The SPJ Code of Ethics is a cornerstone of the organization, and after the Excellence in Journalism conference, it will most likely be getting an update.
SPJ delegates will vote Saturday afternoon on the final draft of the revised Code of Ethics. The updates, which have taken a year and three rounds of revisions, aim to bring the code into the present. The last code was released 18 years ago in 1996.
So, what’s changing?
The new changes focus on updating the code to reflect the current state of journalism. This accounts for changes in technology, particularly social media. Accordingly, the updates focus on how the values spelled out in the Code of Ethics are present in the way journalism operates today.
Some of the most notable changes include:
– Language changes to reflect emerging journalism types, such as citizen journalism and entrepreneurial journalism.
– Transparency measures, such as labeling of advocacy journalism.
– Addition to code regarding speed versus accuracy, noting that time pressure is not an excuse for lack of effort in gathering correct information, including on social media.
You can read through a marked-up first version of the changes, as well as a summary sourced from the SPJ Ethics Committee blog. The most recent draft after the third round of revisions can be found here.
How do changes like these get made?
The possibility of changing the Ethics Code first emerged in 2010, when Kevin Smith, former president of the SPJ Ethics Committee, was asked to return to his previous post.
Serious discussions about revising the code heated up this year, and in June, the first version was drafted in a closed meeting.

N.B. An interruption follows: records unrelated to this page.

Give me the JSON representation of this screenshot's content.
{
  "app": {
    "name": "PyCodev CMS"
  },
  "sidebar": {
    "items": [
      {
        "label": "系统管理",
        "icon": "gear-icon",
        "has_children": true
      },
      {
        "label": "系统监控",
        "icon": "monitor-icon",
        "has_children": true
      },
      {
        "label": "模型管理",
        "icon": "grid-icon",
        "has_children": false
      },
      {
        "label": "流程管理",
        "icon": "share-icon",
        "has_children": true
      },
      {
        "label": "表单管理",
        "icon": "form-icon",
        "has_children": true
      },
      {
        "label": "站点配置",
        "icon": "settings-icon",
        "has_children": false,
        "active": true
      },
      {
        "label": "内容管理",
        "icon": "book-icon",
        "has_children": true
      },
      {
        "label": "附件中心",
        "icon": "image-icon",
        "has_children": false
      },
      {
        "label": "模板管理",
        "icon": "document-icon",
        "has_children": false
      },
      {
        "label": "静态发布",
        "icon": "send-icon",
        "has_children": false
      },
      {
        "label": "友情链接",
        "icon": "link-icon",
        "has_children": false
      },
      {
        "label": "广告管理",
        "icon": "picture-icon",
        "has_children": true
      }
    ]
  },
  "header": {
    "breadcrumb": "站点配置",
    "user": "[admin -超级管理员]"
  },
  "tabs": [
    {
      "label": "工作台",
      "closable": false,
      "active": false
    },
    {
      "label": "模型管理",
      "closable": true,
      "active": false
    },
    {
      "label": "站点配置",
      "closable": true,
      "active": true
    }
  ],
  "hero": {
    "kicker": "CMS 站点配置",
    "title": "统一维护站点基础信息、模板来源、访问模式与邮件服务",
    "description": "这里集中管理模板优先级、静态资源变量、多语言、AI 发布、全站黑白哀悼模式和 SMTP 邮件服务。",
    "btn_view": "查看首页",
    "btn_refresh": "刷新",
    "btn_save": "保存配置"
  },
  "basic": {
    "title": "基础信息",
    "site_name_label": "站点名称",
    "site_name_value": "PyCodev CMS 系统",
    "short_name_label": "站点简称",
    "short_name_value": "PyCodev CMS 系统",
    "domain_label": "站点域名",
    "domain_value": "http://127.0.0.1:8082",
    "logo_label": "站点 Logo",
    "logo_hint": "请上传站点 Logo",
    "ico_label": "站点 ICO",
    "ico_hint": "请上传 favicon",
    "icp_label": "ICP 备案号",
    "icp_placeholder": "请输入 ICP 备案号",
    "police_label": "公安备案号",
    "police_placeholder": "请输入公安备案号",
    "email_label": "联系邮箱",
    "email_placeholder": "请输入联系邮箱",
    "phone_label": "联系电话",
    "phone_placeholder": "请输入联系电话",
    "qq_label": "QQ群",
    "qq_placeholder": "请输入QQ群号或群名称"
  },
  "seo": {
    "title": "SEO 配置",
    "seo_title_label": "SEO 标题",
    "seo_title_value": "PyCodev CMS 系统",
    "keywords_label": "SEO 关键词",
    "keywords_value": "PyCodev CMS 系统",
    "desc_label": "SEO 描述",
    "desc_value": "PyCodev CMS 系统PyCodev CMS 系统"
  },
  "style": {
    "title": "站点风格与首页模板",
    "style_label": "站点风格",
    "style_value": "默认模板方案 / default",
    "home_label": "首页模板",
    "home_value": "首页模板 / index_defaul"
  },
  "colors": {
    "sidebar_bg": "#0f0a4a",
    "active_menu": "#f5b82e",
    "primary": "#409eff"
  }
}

Since then, there have been three rounds of revisions in all and periods of accepting input from SPJ delegates. The SPJ Executive Board has made efforts to make the meetings surrounding the changes collaborative, including live streaming meetings.
The final vote on the Code of Ethics draft will take place at a meeting beginning at 3 p.m. on Sept. 6, where 200 delegates will vote to accept – or reject – the proposed code.
Is the process transparent?
This is a subject of debate. The EIJ News team hit the conference hallways to get opinions regarding the new Code and the process by which the code was updated.
The argument against
Although there have been concerns over the wording of the proposed code, most of the controversy has surrounded the process rather than the code itself.
Michael Koretzky, a national board member and the director of SPJ’s Region 3, has been a vocal opponent of the changes to the code of ethics.
The argument for
Matthew Hall, a national SPJ board member, however, says the process has been more transparent than not.
What are your thoughts on the updates to the change in the Code of Ethics? Do you think the process was transparent? Let us know what you’re thinking at @EIJ_News.
September 5, 2014 • 2014: Nashville